▶ Directions for this task
Type out the records that follow, exactly as given.

▶ Data records
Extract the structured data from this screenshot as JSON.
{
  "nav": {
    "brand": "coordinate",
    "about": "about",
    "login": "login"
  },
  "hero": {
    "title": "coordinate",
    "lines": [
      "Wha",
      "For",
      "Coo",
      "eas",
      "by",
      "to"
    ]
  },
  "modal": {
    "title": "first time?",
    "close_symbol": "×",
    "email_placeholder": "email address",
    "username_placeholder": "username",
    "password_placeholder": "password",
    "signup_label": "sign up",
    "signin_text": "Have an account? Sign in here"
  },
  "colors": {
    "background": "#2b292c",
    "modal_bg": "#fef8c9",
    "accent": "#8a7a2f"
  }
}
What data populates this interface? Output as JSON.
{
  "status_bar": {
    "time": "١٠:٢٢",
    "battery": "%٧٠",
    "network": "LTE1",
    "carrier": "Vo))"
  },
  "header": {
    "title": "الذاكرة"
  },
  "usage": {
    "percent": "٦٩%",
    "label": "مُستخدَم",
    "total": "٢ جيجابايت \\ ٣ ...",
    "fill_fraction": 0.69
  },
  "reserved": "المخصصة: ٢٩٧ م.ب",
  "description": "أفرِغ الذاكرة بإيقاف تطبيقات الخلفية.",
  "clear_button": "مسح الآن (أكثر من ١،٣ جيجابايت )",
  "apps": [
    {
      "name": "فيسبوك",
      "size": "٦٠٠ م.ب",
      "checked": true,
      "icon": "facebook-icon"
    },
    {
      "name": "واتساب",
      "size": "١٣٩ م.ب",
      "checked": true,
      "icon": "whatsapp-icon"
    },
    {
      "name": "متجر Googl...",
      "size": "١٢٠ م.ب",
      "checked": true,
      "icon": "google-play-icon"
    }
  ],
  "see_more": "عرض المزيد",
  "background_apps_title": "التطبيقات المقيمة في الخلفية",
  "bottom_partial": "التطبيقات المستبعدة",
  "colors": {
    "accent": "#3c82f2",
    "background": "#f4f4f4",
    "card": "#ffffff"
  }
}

▶ Solution for this task
Extract the structured data from this screenshot as JSON.
{
  "nav": {
    "brand": "coordinate",
    "about": "about",
    "login": "login"
  },
  "hero": {
    "title": "coordinate",
    "lines": [
      "Wha",
      "For",
      "Coo",
      "eas",
      "by",
      "to"
    ]
  },
  "modal": {
    "title": "first time?",
    "close_symbol": "×",
    "email_placeholder": "email address",
    "username_placeholder": "username",
    "password_placeholder": "password",
    "signup_label": "sign up",
    "signin_text": "Have an account? Sign in here"
  },
  "colors": {
    "background": "#2b292c",
    "modal_bg": "#fef8c9",
    "accent": "#8a7a2f"
  }
}
What data populates this interface? Output as JSON.
{
  "status_bar": {
    "time": "١٠:٢٢",
    "battery": "%٧٠",
    "network": "LTE1",
    "carrier": "Vo))"
  },
  "header": {
    "title": "الذاكرة"
  },
  "usage": {
    "percent": "٦٩%",
    "label": "مُستخدَم",
    "total": "٢ جيجابايت \\ ٣ ...",
    "fill_fraction": 0.69
  },
  "reserved": "المخصصة: ٢٩٧ م.ب",
  "description": "أفرِغ الذاكرة بإيقاف تطبيقات الخلفية.",
  "clear_button": "مسح الآن (أكثر من ١،٣ جيجابايت )",
  "apps": [
    {
      "name": "فيسبوك",
      "size": "٦٠٠ م.ب",
      "checked": true,
      "icon": "facebook-icon"
    },
    {
      "name": "واتساب",
      "size": "١٣٩ م.ب",
      "checked": true,
      "icon": "whatsapp-icon"
    },
    {
      "name": "متجر Googl...",
      "size": "١٢٠ م.ب",
      "checked": true,
      "icon": "google-play-icon"
    }
  ],
  "see_more": "عرض المزيد",
  "background_apps_title": "التطبيقات المقيمة في الخلفية",
  "bottom_partial": "التطبيقات المستبعدة",
  "colors": {
    "accent": "#3c82f2",
    "background": "#f4f4f4",
    "card": "#ffffff"
  }
}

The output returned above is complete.